Question from Erika Valberg: What's the best cat food for cats over the age of 20 years old? Mine's on the skinny side, so no weight loss food needed here.
Dr. Waterhouse: I’d defer that to your cat’s veterinarian – there really is not one BEST food for a particular situation – it all depends on your cat’s overall health and what he/she likes to eat. I’d start with a blood test to look at kidney, liver, and thyroid health – skinny cats in this age group sometimes start showing signs of disease we can regulate with diet.
In general, wet diets (canned foods) for cats contain more moisture, helping their kidneys function a little better. Discuss diet and geriatric care with your veterinarian.

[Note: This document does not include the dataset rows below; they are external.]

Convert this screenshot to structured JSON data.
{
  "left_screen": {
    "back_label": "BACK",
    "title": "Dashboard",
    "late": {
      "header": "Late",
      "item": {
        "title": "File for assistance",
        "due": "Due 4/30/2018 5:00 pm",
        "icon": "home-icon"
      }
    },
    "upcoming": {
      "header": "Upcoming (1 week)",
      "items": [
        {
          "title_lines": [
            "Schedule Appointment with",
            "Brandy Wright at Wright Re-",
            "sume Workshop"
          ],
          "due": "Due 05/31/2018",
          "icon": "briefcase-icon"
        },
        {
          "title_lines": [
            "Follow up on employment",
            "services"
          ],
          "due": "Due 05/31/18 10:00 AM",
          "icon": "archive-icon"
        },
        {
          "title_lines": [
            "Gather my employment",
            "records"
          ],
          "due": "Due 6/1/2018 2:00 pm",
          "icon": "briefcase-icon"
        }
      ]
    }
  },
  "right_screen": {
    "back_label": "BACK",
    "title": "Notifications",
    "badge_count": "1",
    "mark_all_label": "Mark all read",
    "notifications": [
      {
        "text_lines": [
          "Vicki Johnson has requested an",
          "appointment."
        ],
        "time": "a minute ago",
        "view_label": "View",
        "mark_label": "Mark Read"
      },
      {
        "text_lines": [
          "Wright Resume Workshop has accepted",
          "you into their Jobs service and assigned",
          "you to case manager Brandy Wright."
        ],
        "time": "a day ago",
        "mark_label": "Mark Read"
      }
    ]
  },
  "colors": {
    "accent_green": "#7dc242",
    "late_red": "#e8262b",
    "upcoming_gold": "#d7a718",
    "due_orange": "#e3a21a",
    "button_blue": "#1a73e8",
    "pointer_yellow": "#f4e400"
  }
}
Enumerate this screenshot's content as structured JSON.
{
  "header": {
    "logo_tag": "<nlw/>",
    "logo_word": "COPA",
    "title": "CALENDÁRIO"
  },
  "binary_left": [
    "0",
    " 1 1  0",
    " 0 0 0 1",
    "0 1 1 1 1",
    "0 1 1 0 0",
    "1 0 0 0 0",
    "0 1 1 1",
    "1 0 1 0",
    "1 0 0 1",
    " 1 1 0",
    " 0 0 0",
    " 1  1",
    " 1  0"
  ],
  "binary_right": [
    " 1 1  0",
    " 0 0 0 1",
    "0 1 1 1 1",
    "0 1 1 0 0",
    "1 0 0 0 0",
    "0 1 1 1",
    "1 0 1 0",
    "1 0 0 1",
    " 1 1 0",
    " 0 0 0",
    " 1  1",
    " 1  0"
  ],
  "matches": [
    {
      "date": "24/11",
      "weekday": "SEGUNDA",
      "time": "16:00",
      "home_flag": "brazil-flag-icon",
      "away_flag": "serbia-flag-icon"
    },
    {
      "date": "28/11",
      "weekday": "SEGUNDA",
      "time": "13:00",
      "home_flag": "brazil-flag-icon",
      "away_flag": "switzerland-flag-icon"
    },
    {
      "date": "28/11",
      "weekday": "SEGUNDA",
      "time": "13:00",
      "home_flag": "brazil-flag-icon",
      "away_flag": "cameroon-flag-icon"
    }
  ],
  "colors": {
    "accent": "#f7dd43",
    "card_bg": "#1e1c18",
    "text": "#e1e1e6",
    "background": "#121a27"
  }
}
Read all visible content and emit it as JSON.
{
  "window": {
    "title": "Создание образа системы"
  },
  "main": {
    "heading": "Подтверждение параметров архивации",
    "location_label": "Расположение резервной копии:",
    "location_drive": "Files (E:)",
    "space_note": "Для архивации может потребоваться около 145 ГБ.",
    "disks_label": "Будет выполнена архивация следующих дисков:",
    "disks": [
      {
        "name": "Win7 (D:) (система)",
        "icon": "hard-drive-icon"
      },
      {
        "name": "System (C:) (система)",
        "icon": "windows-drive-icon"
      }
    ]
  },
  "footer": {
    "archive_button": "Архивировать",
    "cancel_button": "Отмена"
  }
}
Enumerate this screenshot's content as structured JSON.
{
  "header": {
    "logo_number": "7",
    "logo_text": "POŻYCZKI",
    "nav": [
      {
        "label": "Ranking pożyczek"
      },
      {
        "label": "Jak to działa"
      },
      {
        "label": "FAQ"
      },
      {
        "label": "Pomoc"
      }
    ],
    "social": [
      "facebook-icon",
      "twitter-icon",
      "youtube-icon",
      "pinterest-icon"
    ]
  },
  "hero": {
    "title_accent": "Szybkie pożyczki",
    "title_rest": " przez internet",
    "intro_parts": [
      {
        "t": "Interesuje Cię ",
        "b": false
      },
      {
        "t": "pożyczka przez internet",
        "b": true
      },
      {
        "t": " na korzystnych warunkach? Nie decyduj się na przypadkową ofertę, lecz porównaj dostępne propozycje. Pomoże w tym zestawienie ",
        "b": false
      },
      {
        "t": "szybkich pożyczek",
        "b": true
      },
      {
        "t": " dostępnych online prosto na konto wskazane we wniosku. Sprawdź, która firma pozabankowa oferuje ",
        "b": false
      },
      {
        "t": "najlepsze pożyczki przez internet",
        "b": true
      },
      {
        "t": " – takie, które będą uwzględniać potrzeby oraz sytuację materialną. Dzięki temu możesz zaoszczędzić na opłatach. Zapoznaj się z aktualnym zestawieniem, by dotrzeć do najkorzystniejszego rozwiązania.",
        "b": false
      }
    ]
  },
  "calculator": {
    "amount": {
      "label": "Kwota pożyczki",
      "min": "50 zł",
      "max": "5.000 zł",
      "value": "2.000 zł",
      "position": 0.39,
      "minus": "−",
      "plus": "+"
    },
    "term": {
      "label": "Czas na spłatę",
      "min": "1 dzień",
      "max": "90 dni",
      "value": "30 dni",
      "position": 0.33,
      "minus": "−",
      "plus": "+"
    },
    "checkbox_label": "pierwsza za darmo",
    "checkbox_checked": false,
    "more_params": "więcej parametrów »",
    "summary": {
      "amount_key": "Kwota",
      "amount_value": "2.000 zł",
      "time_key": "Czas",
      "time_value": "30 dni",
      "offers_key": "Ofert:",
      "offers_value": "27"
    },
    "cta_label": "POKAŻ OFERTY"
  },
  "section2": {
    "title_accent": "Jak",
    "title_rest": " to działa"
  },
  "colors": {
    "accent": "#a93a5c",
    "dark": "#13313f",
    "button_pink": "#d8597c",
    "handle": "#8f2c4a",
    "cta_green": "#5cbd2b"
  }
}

Question from Keri Tracy: What do i do when my dog seems to have skin irritation from any and every collar i get him. Hes mixed boxer and pit brindle
Dr. Waterhouse: Tough to say without seeing the irritation – could be a sensitivity to animal products (leather) or synthetics (nylon). Might also be that the collar is trapping moisture and bacteria close to the skin, allowing an infection to start. Most porous materials will harbor skin bacteria, so washing the collar on a regular basis and making sure it is not too tight to allow air circulation might solve the problem.
Question from Tara Bush Nelson I have a 13 y/o Shiba Inu and she is mostly blind and I believe deaf, sometimes when she comes in the house after going outside she paces constantly and pants, it takes forever for her to calm down is there anything that will help this?
Dr. Waterhouse: I’d have your vet look at internal organ/thyroid function (blood and urine check) as well as an assessment for pain (arthritis, other). Many older dogs will also show signs of ‘dementia’ – the effects of age on the brain. Supplements and medications can be helpful in these situations.
Question from Sheila Clark Are Greenies and similar dog chews bad for dogs? I've heard horror stories about bowel obstructions. What are the best treats to give our puggle and chihuahua?
Dr. Waterhouse: The ‘Greenies’ brand took some flack a few years ago when their products were causing GI perforation and obstruction – they have since been reformulated to prevent that kind of issue. They work great, from a dental standpoint, as long as your pet actually chews them (vs swallowing whole). In general, look for chew treats that are not hard enough to break the teeth (bones, antlers and hooves are bad for this reason), and try to not give so many that your dog gains excess weight.
Question from Norma Franco My nine year old boxer is losing his coat on certain spots. It's not a virus and vet can't figure out why can you help
Dr. Waterhouse: Tough call to make without seeing the coat, and knowing what has been done to diagnose the problem so far. Bacterial infection in the skin is common (“staph. infections”), as are fungal diseases (ringworm). Allergies can cause some pretty significant changes in the skin. Often, hormonal changes will affect the hair coat, especially in older dogs (thyroid gland, adrenal glands, for example). Best to have your vet check things out, or consult one of the veterinary dermatology specialists in your area.